- **WHAT TO PRODUCE**: Across the records that follow, how many lines contain the string "downloads"? Answer with the number only.

[[ DATA FOR ANALYSIS, beginning ]]

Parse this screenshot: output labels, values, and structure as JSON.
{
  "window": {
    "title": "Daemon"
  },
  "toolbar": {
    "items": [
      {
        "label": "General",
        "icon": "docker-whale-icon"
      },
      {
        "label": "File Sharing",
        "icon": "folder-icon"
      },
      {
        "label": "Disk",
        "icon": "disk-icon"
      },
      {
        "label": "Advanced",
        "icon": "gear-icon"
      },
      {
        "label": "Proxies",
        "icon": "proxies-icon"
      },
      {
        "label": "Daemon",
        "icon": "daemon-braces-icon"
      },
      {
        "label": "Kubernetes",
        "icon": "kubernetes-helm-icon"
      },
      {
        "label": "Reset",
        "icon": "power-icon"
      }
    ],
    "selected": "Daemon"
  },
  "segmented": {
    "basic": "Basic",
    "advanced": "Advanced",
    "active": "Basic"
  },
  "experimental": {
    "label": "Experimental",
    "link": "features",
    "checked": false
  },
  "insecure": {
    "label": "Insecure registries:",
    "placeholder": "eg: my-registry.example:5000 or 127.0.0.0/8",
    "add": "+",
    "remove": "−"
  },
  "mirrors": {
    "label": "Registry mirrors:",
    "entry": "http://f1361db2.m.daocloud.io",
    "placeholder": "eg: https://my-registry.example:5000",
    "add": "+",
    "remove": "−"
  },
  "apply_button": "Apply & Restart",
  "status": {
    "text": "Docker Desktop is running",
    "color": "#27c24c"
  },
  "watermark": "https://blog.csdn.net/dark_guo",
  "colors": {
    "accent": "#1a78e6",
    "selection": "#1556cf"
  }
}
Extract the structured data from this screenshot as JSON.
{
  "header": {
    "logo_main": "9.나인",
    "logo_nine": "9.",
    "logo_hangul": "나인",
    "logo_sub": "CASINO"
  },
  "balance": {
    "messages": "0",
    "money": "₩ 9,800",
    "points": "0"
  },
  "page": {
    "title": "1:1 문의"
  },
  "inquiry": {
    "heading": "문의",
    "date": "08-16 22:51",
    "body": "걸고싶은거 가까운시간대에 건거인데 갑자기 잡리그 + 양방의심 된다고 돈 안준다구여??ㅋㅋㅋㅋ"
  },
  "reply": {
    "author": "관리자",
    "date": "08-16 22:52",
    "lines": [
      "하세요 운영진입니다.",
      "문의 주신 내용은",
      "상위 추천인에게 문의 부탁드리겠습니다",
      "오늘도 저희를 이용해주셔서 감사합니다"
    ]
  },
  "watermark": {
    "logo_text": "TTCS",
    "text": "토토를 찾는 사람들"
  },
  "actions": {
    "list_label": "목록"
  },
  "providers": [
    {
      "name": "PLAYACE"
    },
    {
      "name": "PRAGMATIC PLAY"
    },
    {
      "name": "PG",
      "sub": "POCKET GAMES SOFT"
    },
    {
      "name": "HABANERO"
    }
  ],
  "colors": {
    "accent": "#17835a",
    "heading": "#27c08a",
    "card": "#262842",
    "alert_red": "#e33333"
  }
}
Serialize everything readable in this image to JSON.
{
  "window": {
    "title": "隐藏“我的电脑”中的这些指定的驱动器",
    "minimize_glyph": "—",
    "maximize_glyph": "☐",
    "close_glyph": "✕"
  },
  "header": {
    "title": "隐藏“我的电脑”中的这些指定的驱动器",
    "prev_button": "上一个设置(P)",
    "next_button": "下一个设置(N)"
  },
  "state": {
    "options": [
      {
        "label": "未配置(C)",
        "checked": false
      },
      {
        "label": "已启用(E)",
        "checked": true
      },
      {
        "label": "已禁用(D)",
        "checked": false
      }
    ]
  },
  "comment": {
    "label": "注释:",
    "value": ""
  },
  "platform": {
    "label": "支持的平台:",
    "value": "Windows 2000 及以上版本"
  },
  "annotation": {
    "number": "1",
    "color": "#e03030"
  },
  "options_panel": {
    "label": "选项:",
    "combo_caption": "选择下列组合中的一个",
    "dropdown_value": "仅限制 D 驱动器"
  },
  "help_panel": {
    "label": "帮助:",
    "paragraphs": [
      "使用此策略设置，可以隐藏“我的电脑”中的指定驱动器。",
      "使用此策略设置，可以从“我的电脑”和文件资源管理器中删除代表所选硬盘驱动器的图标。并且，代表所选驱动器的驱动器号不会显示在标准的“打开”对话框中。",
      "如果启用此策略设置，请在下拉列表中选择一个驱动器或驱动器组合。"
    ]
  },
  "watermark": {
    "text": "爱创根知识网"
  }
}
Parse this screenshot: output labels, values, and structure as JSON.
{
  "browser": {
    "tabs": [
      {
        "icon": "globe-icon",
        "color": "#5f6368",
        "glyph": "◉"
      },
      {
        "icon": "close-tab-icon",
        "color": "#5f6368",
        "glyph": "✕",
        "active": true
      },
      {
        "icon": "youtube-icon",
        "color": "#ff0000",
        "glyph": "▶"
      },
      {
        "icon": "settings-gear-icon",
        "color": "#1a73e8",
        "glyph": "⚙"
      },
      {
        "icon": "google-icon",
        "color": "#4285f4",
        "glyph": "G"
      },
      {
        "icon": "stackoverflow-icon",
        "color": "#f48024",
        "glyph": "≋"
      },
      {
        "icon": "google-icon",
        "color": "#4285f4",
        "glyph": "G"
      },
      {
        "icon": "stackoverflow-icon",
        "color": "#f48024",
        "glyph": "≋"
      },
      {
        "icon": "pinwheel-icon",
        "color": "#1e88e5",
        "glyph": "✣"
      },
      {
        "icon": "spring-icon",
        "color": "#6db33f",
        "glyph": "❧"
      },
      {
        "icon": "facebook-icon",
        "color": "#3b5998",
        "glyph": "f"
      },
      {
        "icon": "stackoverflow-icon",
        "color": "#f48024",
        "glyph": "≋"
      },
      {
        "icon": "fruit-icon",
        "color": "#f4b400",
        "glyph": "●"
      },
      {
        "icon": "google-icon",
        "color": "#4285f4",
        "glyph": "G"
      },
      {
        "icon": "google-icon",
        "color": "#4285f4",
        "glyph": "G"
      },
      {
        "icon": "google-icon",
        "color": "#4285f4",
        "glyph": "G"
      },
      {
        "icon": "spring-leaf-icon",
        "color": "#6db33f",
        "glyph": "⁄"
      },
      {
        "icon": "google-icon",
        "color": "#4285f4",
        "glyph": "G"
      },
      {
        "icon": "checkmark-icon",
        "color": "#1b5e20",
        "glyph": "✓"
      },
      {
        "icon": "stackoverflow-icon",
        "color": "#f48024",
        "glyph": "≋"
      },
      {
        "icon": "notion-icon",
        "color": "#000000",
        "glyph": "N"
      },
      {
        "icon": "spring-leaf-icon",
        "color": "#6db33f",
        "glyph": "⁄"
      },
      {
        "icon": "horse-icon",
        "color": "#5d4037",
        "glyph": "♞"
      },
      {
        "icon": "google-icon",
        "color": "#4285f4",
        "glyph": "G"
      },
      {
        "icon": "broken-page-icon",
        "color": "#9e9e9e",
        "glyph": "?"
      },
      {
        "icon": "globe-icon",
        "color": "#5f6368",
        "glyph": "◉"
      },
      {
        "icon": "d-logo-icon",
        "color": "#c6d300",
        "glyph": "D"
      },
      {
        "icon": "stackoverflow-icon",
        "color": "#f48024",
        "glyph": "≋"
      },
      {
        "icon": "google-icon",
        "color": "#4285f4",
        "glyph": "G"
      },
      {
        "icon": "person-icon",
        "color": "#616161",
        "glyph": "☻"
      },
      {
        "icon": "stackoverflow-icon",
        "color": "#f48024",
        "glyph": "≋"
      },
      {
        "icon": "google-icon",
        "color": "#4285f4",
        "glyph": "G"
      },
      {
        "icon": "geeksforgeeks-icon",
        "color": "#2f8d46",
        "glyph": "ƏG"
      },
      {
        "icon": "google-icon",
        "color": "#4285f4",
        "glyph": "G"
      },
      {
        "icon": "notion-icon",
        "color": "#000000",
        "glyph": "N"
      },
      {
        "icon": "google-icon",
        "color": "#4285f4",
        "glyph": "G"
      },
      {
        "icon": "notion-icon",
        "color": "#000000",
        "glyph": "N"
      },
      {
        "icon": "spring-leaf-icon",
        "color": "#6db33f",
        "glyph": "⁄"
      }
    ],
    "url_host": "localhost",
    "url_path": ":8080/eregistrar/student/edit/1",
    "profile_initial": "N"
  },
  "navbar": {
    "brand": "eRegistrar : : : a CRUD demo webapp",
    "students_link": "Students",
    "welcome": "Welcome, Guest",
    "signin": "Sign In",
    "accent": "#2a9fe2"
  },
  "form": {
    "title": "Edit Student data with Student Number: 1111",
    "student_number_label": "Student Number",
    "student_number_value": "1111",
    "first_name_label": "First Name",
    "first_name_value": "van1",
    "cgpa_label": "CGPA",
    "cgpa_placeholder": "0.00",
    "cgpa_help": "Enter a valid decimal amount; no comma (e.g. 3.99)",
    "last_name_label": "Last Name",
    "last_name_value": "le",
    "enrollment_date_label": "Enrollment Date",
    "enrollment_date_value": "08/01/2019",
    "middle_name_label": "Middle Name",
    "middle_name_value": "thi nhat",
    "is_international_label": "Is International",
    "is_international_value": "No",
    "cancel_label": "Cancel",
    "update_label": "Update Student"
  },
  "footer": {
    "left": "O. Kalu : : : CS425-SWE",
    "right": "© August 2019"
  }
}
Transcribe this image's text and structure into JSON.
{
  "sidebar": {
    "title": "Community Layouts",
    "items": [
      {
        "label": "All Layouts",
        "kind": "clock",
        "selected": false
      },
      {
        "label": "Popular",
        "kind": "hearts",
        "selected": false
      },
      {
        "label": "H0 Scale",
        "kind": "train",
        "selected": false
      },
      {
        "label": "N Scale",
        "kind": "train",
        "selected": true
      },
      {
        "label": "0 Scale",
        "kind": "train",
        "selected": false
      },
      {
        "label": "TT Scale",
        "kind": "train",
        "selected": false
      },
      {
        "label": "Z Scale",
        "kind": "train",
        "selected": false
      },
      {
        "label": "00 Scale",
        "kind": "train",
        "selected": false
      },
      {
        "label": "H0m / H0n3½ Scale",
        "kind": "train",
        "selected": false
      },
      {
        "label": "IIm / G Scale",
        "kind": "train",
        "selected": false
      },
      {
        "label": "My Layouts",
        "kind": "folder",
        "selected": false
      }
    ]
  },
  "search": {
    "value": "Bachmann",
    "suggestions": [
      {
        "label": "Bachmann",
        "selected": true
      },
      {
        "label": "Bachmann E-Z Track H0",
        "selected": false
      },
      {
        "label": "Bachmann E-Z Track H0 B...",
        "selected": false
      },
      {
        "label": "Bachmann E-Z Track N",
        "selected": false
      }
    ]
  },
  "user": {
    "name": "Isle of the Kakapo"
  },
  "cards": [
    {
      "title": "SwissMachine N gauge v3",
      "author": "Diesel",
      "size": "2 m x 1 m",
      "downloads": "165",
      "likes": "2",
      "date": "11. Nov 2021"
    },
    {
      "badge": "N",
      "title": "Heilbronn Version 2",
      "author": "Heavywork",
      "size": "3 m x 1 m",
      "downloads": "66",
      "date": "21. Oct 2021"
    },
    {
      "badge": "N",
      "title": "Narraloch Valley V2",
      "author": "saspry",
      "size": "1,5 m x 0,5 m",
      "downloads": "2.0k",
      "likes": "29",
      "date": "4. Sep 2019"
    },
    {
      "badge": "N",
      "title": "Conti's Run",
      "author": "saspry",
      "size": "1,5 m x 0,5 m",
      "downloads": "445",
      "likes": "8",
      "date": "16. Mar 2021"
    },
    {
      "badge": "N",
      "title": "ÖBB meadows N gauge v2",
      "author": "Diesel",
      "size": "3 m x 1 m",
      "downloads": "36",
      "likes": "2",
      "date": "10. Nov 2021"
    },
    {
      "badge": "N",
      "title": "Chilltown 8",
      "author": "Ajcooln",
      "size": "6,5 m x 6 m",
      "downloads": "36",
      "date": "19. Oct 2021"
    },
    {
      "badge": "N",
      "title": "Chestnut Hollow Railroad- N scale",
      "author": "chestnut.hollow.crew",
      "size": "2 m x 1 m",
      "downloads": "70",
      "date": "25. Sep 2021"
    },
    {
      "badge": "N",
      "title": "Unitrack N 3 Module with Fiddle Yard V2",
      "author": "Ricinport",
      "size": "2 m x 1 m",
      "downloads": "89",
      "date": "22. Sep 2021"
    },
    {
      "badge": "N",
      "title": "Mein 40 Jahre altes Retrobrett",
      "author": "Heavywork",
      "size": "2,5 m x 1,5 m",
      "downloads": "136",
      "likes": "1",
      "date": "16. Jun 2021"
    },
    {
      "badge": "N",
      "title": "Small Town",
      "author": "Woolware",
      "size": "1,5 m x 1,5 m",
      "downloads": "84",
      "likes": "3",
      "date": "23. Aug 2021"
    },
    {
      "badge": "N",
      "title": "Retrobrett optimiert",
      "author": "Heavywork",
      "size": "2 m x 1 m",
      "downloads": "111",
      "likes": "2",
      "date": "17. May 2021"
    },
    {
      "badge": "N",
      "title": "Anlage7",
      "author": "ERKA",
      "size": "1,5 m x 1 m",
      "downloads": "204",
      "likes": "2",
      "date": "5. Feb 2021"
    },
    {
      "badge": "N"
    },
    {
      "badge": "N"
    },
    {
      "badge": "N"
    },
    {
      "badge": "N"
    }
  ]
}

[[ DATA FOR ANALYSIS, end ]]

- **SOLUTION**: 12